This Aberdeen butcher in Tillydrone has its eyes on the pies as “pie day” takes off on social media.
For those of you who love pies, Liam Scott’s, Lurch Monster’s Tilly Butcher is the place to go for unique and quirky flavours.
Stocking 1,100 pies every Thursday as a result of his popular lockdown “pie day”, Liam and his team have built up the demand for the much-loved north-east favourite, selling out of them in around one to two hours.
Throughout lockdown The Tilly Butcher on Hayton Road in Aberdeen became the go-to place to get a whole range of pies.
From savoury pizza flavoured ones to sweet Biscoff ones, not to mention the more traditional versions, it’s a four-day operation to make the pies and have them ready for 3pm every Thursday.
The 32-year-old who employs three members of staff started off in the butchery world when he was 16 and opened his business nearly a decade ago in September 2011.
An event in itself, “pie day” has become a regular occasion with some, with others travelling up from Glasgow and Edinburgh and down from Thurso to sample Liam’s monstrous pies.
He said: “Pie day starts on a Monday and we spend two days cooking all the fillings. Wednesday I’m filling the pies and baking them. We make 550 pies on both Wednesday and Thursday. The 1,100 pies are gone within an hour or two. It is pandemonium.
“Nobody had anything to do when the pandemic first happened other than stand in the queue for pies at The Tilly Butcher. It really was crazy.
“We tried pies from all over the north-east and we realised there was a gap in the market. For the first eight years we were winning awards for our sausages and we did everything we could with them. Then we moved onto pies to make them more special.
“Everyone is trying to do different pies and glazing them like we do. We have had a knock-on effect with our pies I would say as a result.”
Queues for pies
With queues beginning to form an hour before the pies go on sale, Liam says at times the queues have been so long they haven’t died down until 6pm.
“The customers will start queueing around 2pm. It is like a big event now – everyone posts about it on social media. The queue is really big come 3pm and you’re constant until 5.30-6pm.
“There’s no limit on the pies and we don’t take orders for them.
“We get on average four people from Glasgow all the time, people from Edinburgh, Thurso, you name it. They buy a minimum of 20 pies and take them home. Some have to do two trips to the car to load up their pies.

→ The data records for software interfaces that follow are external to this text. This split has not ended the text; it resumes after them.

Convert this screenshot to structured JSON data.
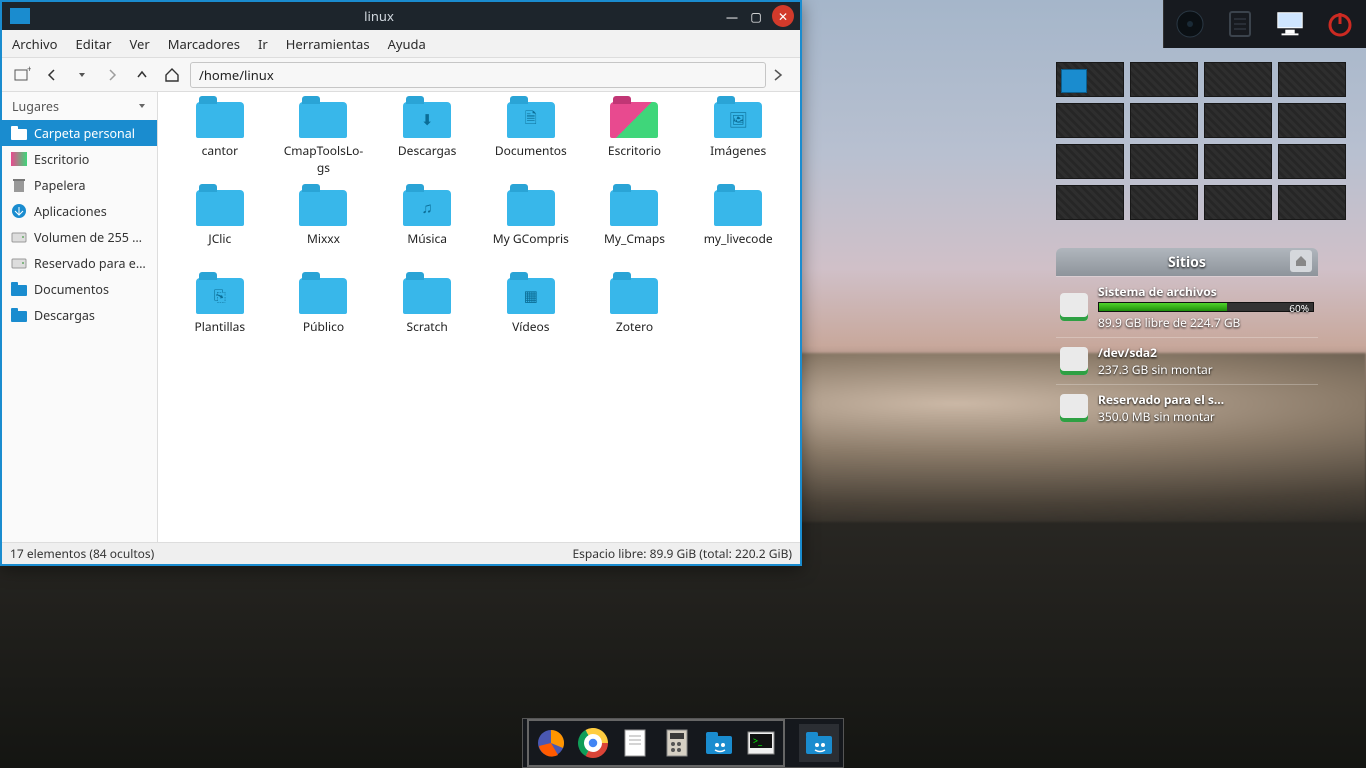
{
  "window": {
    "title": "linux",
    "address": "/home/linux"
  },
  "menubar": [
    "Archivo",
    "Editar",
    "Ver",
    "Marcadores",
    "Ir",
    "Herramientas",
    "Ayuda"
  ],
  "sidebar": {
    "header": "Lugares",
    "items": [
      {
        "label": "Carpeta personal",
        "icon": "folder",
        "selected": true
      },
      {
        "label": "Escritorio",
        "icon": "desktop"
      },
      {
        "label": "Papelera",
        "icon": "trash"
      },
      {
        "label": "Aplicaciones",
        "icon": "apps"
      },
      {
        "label": "Volumen de 255 …",
        "icon": "drive"
      },
      {
        "label": "Reservado para e…",
        "icon": "drive"
      },
      {
        "label": "Documentos",
        "icon": "folder"
      },
      {
        "label": "Descargas",
        "icon": "folder"
      }
    ]
  },
  "folders": [
    {
      "name": "cantor",
      "type": "folder"
    },
    {
      "name": "CmapToolsLo-\ngs",
      "type": "folder"
    },
    {
      "name": "Descargas",
      "type": "dl"
    },
    {
      "name": "Documentos",
      "type": "doc"
    },
    {
      "name": "Escritorio",
      "type": "desk"
    },
    {
      "name": "Imágenes",
      "type": "img"
    },
    {
      "name": "JClic",
      "type": "folder"
    },
    {
      "name": "Mixxx",
      "type": "folder"
    },
    {
      "name": "Música",
      "type": "mus"
    },
    {
      "name": "My GCompris",
      "type": "folder"
    },
    {
      "name": "My_Cmaps",
      "type": "folder"
    },
    {
      "name": "my_livecode",
      "type": "folder"
    },
    {
      "name": "Plantillas",
      "type": "tpl"
    },
    {
      "name": "Público",
      "type": "folder"
    },
    {
      "name": "Scratch",
      "type": "folder"
    },
    {
      "name": "Vídeos",
      "type": "vid"
    },
    {
      "name": "Zotero",
      "type": "folder"
    }
  ],
  "statusbar": {
    "left": "17 elementos (84 ocultos)",
    "right": "Espacio libre: 89.9 GiB (total: 220.2 GiB)"
  },
  "sitios": {
    "title": "Sitios",
    "drives": [
      {
        "title": "Sistema de archivos",
        "pct": "60%",
        "pctw": 60,
        "sub": "89.9 GB libre de 224.7 GB",
        "hasbar": true
      },
      {
        "title": "/dev/sda2",
        "sub": "237.3 GB sin montar",
        "hasbar": false
      },
      {
        "title": "Reservado para el s…",
        "sub": "350.0 MB sin montar",
        "hasbar": false
      }
    ]
  },
  "dock": {
    "launchers": [
      {
        "name": "firefox",
        "bg": "#ff9500"
      },
      {
        "name": "chrome",
        "bg": "#fff"
      },
      {
        "name": "text-editor",
        "bg": "#f4f4f4"
      },
      {
        "name": "calculator",
        "bg": "#d0cbc0"
      },
      {
        "name": "file-manager",
        "bg": "#1a8ccf"
      },
      {
        "name": "terminal",
        "bg": "#e8e8e8"
      }
    ],
    "running": {
      "name": "file-manager",
      "bg": "#1a8ccf"
    }
  }
}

“We started doing pies two years ago and when Covid-19 hit we stopped doing them initially as they are four days worth of prep to make. We then launched them on the Thursday at 3pm and it just took off. A couple of the school teachers popped in to ask if we were giving away free food because there was that many people queuing. ”

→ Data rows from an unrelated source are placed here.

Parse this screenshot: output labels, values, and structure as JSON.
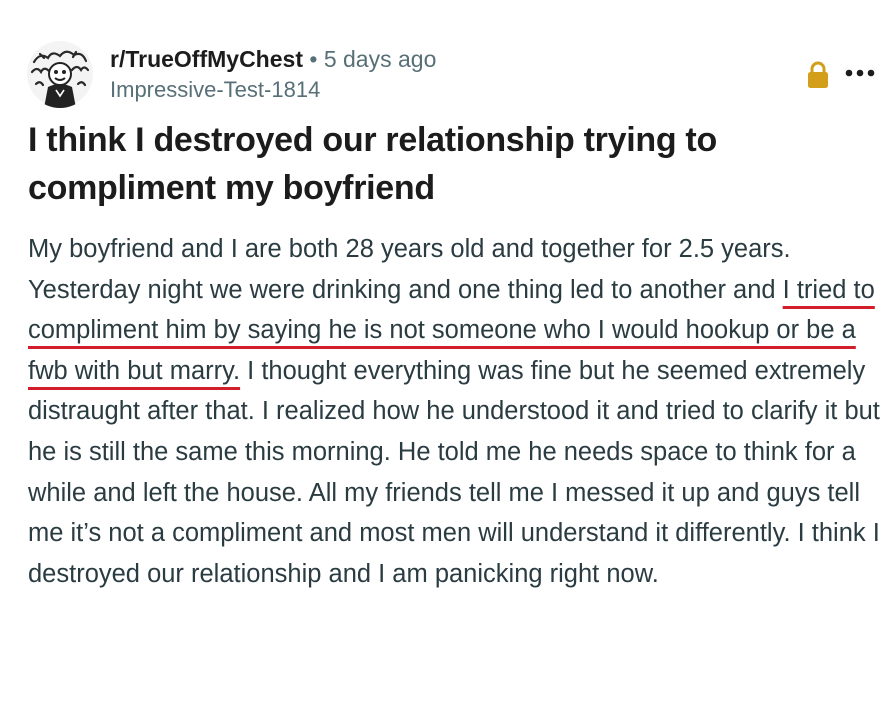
{
  "post": {
    "subreddit": "r/TrueOffMyChest",
    "separator": "•",
    "time_ago": "5 days ago",
    "username": "Impressive-Test-1814",
    "title": "I think I destroyed our relationship trying to compliment my boyfriend",
    "body_before": "My boyfriend and I are both 28 years old and together for 2.5 years. Yesterday night we were drinking and one thing led to another and ",
    "body_highlight": "I tried to compliment him by saying he is not someone who I would hookup or be a fwb with but marry.",
    "body_after": " I thought everything was fine but he seemed extremely distraught after that. I realized how he understood it and tried to clarify it but he is still the same this morning. He told me he needs space to think for a while and left the house. All my friends tell me I messed it up and guys tell me it’s not a compliment and most men will understand it differently. I think I destroyed our relationship and I am panicking right now."
  },
  "icons": {
    "avatar": "avatar",
    "lock": "lock-icon",
    "more": "more-options-icon"
  },
  "colors": {
    "highlight_underline": "#d21e2b",
    "lock": "#d39e1a",
    "meta_text": "#576f76",
    "body_text": "#2a3c42"
  }
}
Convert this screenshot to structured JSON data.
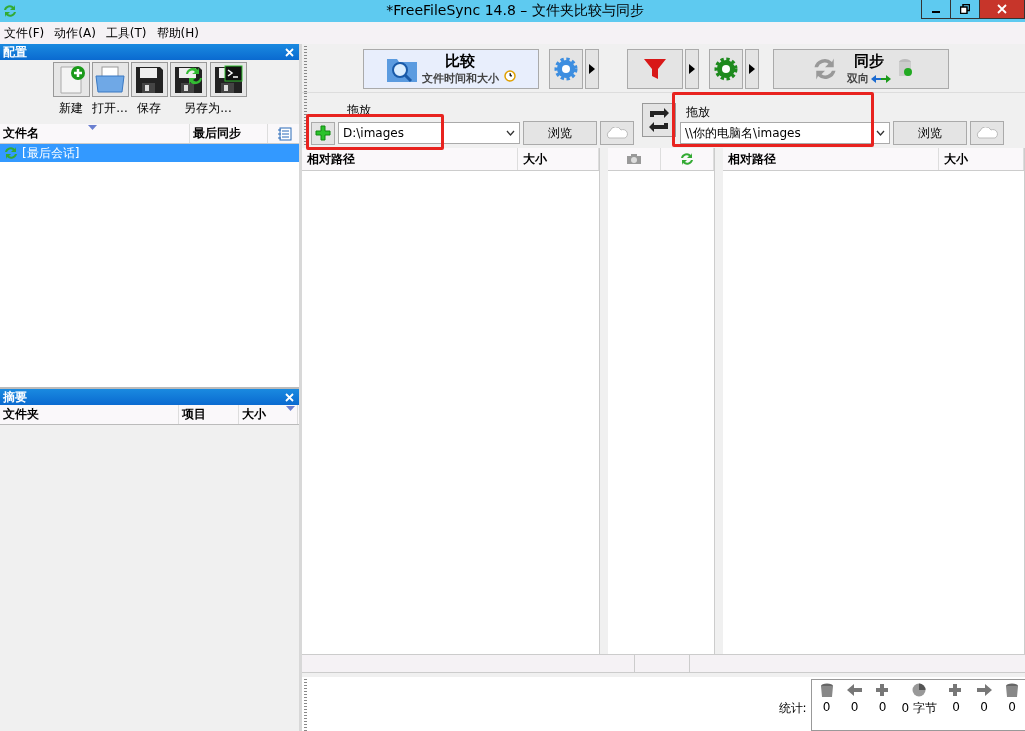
{
  "window": {
    "title": "*FreeFileSync 14.8 – 文件夹比较与同步"
  },
  "menu": [
    {
      "label": "文件(F)"
    },
    {
      "label": "动作(A)"
    },
    {
      "label": "工具(T)"
    },
    {
      "label": "帮助(H)"
    }
  ],
  "config_panel": {
    "title": "配置",
    "toolbar": [
      {
        "label": "新建",
        "buttons": [
          {
            "kind": "new"
          }
        ]
      },
      {
        "label": "打开...",
        "buttons": [
          {
            "kind": "open"
          }
        ]
      },
      {
        "label": "保存",
        "buttons": [
          {
            "kind": "save"
          }
        ]
      },
      {
        "label": "另存为...",
        "buttons": [
          {
            "kind": "save_as"
          },
          {
            "kind": "save_batch"
          }
        ]
      }
    ],
    "columns": [
      "文件名",
      "最后同步"
    ],
    "sessions": [
      {
        "name": "[最后会话]",
        "selected": true
      }
    ]
  },
  "summary_panel": {
    "title": "摘要",
    "columns": [
      "文件夹",
      "项目",
      "大小"
    ]
  },
  "compare": {
    "label": "比较",
    "variant": "文件时间和大小"
  },
  "sync": {
    "label": "同步",
    "variant": "双向"
  },
  "left_folder": {
    "label": "拖放",
    "path": "D:\\images",
    "browse": "浏览",
    "highlighted": true
  },
  "right_folder": {
    "label": "拖放",
    "path": "\\\\你的电脑名\\images",
    "browse": "浏览",
    "highlighted": true
  },
  "left_grid": {
    "columns": [
      "相对路径",
      "大小"
    ]
  },
  "right_grid": {
    "columns": [
      "相对路径",
      "大小"
    ]
  },
  "stats": {
    "label": "统计:",
    "items": [
      {
        "kind": "delete_left",
        "value": "0"
      },
      {
        "kind": "update_left",
        "value": "0"
      },
      {
        "kind": "create_left",
        "value": "0"
      },
      {
        "kind": "bytes",
        "value": "0 字节"
      },
      {
        "kind": "create_right",
        "value": "0"
      },
      {
        "kind": "update_right",
        "value": "0"
      },
      {
        "kind": "delete_right",
        "value": "0"
      }
    ]
  }
}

Watch the pies being made
Making all the pies himself to ensure the quality is consistent the others in the team will work on butchering and will stock the fridges continuously as more customers roll through the doors.

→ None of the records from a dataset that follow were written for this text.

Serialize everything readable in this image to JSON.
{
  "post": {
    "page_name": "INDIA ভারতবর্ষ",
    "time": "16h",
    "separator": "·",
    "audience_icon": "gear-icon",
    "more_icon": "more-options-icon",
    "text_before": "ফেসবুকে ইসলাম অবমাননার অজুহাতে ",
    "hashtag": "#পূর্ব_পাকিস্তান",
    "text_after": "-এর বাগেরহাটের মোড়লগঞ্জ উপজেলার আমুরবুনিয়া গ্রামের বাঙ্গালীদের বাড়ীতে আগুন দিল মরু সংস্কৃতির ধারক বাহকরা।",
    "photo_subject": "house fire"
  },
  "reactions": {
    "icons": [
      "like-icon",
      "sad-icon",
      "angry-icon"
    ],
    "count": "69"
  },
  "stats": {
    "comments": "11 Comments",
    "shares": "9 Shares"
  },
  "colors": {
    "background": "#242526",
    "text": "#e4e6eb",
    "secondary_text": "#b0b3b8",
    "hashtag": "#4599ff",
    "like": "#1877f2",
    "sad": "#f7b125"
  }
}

Liam added: “I do all of the pies. On Friday that’s when I go back to being a butcher. I do them so the quality is the same all the time. The pies are always filled to the gunnels. There’s four of us all together.
“The most popular is the macaroni. It’s hilarious the vegetarian pie is the most popular in a butcher. The pulled pork macaroni one and the macaroni and smoked brisket also go down well.
“We did Irn-Bru sausage rolls, have Biscoff pies and some other unusual favours, too. There’s steak, mince, and all the other traditional ones. We are starting to look into offering more plant-based produce because it is so popular just now. There’s a big market for it.
“Social media has been a huge driver for us. We post on specific days to remind people that we are open. We have 30,000 followers across Instagram and Facebook.”
Switching the pie regime up
Open Monday to Saturday Liam will soon change the pie-making regime to fit in with his customers’ daily lives now the majority of them are back to work.
“Now that restrictions are lessening people are working more they can’t join the queue at 3pm on Thursdays. I’m going to try and have a good selection of pies on each day. It will take some strain off of me too, I think I’ve aged 40 years in the past year making all of these pies!
“It is a gourmet-style pie and we’ve had so many chippers get in touch asking if we can supply them. I prioritise customers.
“There’s a real community spirit in the queue no matter what day there is one. A lot of the customers will look after the elderly members in the queue and let them go to the front which is really good.”